Instructions to follow =>
Would you please set down the entries below exactly as shown?
(Available data)
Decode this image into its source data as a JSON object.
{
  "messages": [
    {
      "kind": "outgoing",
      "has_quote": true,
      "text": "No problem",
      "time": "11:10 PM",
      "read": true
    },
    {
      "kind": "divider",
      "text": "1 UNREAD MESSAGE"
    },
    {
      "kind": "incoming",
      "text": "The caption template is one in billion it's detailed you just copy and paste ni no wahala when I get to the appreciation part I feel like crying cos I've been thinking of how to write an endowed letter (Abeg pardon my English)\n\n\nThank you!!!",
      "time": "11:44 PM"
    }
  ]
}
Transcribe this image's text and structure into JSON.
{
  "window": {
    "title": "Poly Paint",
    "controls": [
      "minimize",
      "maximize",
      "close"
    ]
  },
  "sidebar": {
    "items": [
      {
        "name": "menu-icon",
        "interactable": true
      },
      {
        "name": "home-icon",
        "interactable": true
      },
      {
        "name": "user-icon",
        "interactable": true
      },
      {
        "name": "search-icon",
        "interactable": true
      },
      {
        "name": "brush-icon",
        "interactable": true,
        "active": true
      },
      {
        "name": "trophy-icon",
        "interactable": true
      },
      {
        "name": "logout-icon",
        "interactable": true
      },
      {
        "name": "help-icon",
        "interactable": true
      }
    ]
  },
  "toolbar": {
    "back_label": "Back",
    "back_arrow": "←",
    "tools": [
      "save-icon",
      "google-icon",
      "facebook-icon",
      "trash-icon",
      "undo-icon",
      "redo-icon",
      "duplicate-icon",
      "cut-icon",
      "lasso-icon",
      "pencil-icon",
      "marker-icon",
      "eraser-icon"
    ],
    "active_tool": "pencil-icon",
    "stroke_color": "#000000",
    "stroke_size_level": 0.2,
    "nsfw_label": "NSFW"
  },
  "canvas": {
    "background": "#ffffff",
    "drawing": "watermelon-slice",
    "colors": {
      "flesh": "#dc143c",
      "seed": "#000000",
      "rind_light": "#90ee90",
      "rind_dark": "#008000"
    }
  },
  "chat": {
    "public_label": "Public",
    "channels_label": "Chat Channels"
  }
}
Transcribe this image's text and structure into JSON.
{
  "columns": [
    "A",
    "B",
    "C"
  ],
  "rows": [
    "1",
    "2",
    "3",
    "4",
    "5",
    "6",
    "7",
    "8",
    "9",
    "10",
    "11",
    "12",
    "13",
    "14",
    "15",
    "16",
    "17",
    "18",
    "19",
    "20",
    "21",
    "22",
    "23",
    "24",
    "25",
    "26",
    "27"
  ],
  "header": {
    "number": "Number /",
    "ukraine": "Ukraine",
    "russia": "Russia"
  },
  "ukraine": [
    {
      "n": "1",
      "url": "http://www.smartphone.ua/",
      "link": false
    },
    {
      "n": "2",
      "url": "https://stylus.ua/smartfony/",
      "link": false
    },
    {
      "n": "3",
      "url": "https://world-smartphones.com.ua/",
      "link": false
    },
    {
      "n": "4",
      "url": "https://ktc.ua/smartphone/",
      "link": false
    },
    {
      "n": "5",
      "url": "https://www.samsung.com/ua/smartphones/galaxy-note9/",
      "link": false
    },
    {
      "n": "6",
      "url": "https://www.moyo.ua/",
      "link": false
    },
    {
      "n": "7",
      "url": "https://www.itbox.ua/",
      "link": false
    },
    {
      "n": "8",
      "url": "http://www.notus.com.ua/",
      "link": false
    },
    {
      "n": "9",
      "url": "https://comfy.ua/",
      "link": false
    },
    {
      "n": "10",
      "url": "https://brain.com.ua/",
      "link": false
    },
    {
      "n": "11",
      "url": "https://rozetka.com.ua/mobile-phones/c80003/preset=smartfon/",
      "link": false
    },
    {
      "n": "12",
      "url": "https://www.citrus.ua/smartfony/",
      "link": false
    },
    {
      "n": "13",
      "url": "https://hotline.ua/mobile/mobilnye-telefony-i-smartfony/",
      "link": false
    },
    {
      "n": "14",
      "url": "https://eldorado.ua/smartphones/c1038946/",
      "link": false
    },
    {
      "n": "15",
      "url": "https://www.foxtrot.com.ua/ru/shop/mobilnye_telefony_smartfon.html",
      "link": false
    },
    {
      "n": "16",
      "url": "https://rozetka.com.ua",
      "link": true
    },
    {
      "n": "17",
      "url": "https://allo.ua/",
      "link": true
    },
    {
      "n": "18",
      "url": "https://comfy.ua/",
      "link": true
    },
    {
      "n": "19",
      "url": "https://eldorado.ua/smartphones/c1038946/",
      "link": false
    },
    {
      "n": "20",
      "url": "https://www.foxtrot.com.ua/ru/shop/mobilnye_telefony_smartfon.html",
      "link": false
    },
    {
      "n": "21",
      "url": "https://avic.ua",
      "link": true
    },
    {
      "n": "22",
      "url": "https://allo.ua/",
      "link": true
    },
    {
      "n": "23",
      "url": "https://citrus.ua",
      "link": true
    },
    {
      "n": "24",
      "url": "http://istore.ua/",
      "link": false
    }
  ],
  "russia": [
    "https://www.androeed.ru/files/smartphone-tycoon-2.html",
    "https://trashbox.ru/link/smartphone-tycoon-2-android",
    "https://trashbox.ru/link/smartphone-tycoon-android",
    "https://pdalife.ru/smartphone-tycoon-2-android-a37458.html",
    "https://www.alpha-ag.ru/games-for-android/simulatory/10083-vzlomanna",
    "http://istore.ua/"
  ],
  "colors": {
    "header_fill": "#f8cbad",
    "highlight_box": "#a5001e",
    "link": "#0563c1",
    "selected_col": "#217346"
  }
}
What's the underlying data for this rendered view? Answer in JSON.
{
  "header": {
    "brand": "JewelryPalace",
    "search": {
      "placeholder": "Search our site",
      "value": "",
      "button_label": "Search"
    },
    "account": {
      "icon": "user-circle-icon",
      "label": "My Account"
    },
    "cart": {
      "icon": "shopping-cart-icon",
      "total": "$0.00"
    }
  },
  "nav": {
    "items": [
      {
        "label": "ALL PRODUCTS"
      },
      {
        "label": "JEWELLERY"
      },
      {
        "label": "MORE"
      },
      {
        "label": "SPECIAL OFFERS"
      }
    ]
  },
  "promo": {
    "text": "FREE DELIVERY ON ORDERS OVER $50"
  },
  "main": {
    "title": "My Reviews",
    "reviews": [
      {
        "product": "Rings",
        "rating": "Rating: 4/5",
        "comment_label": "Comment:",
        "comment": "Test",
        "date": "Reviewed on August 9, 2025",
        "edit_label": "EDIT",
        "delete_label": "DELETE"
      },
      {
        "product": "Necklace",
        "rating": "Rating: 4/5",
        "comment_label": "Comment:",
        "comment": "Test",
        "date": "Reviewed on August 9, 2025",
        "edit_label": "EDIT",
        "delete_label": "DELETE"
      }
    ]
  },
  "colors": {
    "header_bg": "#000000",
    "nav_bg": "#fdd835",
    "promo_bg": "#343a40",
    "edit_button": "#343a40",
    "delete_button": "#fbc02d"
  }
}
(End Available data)
Task solution =>
Decode this image into its source data as a JSON object.
{
  "messages": [
    {
      "kind": "outgoing",
      "has_quote": true,
      "text": "No problem",
      "time": "11:10 PM",
      "read": true
    },
    {
      "kind": "divider",
      "text": "1 UNREAD MESSAGE"
    },
    {
      "kind": "incoming",
      "text": "The caption template is one in billion it's detailed you just copy and paste ni no wahala when I get to the appreciation part I feel like crying cos I've been thinking of how to write an endowed letter (Abeg pardon my English)\n\n\nThank you!!!",
      "time": "11:44 PM"
    }
  ]
}
Transcribe this image's text and structure into JSON.
{
  "window": {
    "title": "Poly Paint",
    "controls": [
      "minimize",
      "maximize",
      "close"
    ]
  },
  "sidebar": {
    "items": [
      {
        "name": "menu-icon",
        "interactable": true
      },
      {
        "name": "home-icon",
        "interactable": true
      },
      {
        "name": "user-icon",
        "interactable": true
      },
      {
        "name": "search-icon",
        "interactable": true
      },
      {
        "name": "brush-icon",
        "interactable": true,
        "active": true
      },
      {
        "name": "trophy-icon",
        "interactable": true
      },
      {
        "name": "logout-icon",
        "interactable": true
      },
      {
        "name": "help-icon",
        "interactable": true
      }
    ]
  },
  "toolbar": {
    "back_label": "Back",
    "back_arrow": "←",
    "tools": [
      "save-icon",
      "google-icon",
      "facebook-icon",
      "trash-icon",
      "undo-icon",
      "redo-icon",
      "duplicate-icon",
      "cut-icon",
      "lasso-icon",
      "pencil-icon",
      "marker-icon",
      "eraser-icon"
    ],
    "active_tool": "pencil-icon",
    "stroke_color": "#000000",
    "stroke_size_level": 0.2,
    "nsfw_label": "NSFW"
  },
  "canvas": {
    "background": "#ffffff",
    "drawing": "watermelon-slice",
    "colors": {
      "flesh": "#dc143c",
      "seed": "#000000",
      "rind_light": "#90ee90",
      "rind_dark": "#008000"
    }
  },
  "chat": {
    "public_label": "Public",
    "channels_label": "Chat Channels"
  }
}
Transcribe this image's text and structure into JSON.
{
  "columns": [
    "A",
    "B",
    "C"
  ],
  "rows": [
    "1",
    "2",
    "3",
    "4",
    "5",
    "6",
    "7",
    "8",
    "9",
    "10",
    "11",
    "12",
    "13",
    "14",
    "15",
    "16",
    "17",
    "18",
    "19",
    "20",
    "21",
    "22",
    "23",
    "24",
    "25",
    "26",
    "27"
  ],
  "header": {
    "number": "Number /",
    "ukraine": "Ukraine",
    "russia": "Russia"
  },
  "ukraine": [
    {
      "n": "1",
      "url": "http://www.smartphone.ua/",
      "link": false
    },
    {
      "n": "2",
      "url": "https://stylus.ua/smartfony/",
      "link": false
    },
    {
      "n": "3",
      "url": "https://world-smartphones.com.ua/",
      "link": false
    },
    {
      "n": "4",
      "url": "https://ktc.ua/smartphone/",
      "link": false
    },
    {
      "n": "5",
      "url": "https://www.samsung.com/ua/smartphones/galaxy-note9/",
      "link": false
    },
    {
      "n": "6",
      "url": "https://www.moyo.ua/",
      "link": false
    },
    {
      "n": "7",
      "url": "https://www.itbox.ua/",
      "link": false
    },
    {
      "n": "8",
      "url": "http://www.notus.com.ua/",
      "link": false
    },
    {
      "n": "9",
      "url": "https://comfy.ua/",
      "link": false
    },
    {
      "n": "10",
      "url": "https://brain.com.ua/",
      "link": false
    },
    {
      "n": "11",
      "url": "https://rozetka.com.ua/mobile-phones/c80003/preset=smartfon/",
      "link": false
    },
    {
      "n": "12",
      "url": "https://www.citrus.ua/smartfony/",
      "link": false
    },
    {
      "n": "13",
      "url": "https://hotline.ua/mobile/mobilnye-telefony-i-smartfony/",
      "link": false
    },
    {
      "n": "14",
      "url": "https://eldorado.ua/smartphones/c1038946/",
      "link": false
    },
    {
      "n": "15",
      "url": "https://www.foxtrot.com.ua/ru/shop/mobilnye_telefony_smartfon.html",
      "link": false
    },
    {
      "n": "16",
      "url": "https://rozetka.com.ua",
      "link": true
    },
    {
      "n": "17",
      "url": "https://allo.ua/",
      "link": true
    },
    {
      "n": "18",
      "url": "https://comfy.ua/",
      "link": true
    },
    {
      "n": "19",
      "url": "https://eldorado.ua/smartphones/c1038946/",
      "link": false
    },
    {
      "n": "20",
      "url": "https://www.foxtrot.com.ua/ru/shop/mobilnye_telefony_smartfon.html",
      "link": false
    },
    {
      "n": "21",
      "url": "https://avic.ua",
      "link": true
    },
    {
      "n": "22",
      "url": "https://allo.ua/",
      "link": true
    },
    {
      "n": "23",
      "url": "https://citrus.ua",
      "link": true
    },
    {
      "n": "24",
      "url": "http://istore.ua/",
      "link": false
    }
  ],
  "russia": [
    "https://www.androeed.ru/files/smartphone-tycoon-2.html",
    "https://trashbox.ru/link/smartphone-tycoon-2-android",
    "https://trashbox.ru/link/smartphone-tycoon-android",
    "https://pdalife.ru/smartphone-tycoon-2-android-a37458.html",
    "https://www.alpha-ag.ru/games-for-android/simulatory/10083-vzlomanna",
    "http://istore.ua/"
  ],
  "colors": {
    "header_fill": "#f8cbad",
    "highlight_box": "#a5001e",
    "link": "#0563c1",
    "selected_col": "#217346"
  }
}
What's the underlying data for this rendered view? Answer in JSON.
{
  "header": {
    "brand": "JewelryPalace",
    "search": {
      "placeholder": "Search our site",
      "value": "",
      "button_label": "Search"
    },
    "account": {
      "icon": "user-circle-icon",
      "label": "My Account"
    },
    "cart": {
      "icon": "shopping-cart-icon",
      "total": "$0.00"
    }
  },
  "nav": {
    "items": [
      {
        "label": "ALL PRODUCTS"
      },
      {
        "label": "JEWELLERY"
      },
      {
        "label": "MORE"
      },
      {
        "label": "SPECIAL OFFERS"
      }
    ]
  },
  "promo": {
    "text": "FREE DELIVERY ON ORDERS OVER $50"
  },
  "main": {
    "title": "My Reviews",
    "reviews": [
      {
        "product": "Rings",
        "rating": "Rating: 4/5",
        "comment_label": "Comment:",
        "comment": "Test",
        "date": "Reviewed on August 9, 2025",
        "edit_label": "EDIT",
        "delete_label": "DELETE"
      },
      {
        "product": "Necklace",
        "rating": "Rating: 4/5",
        "comment_label": "Comment:",
        "comment": "Test",
        "date": "Reviewed on August 9, 2025",
        "edit_label": "EDIT",
        "delete_label": "DELETE"
      }
    ]
  },
  "colors": {
    "header_bg": "#000000",
    "nav_bg": "#fdd835",
    "promo_bg": "#343a40",
    "edit_button": "#343a40",
    "delete_button": "#fbc02d"
  }
}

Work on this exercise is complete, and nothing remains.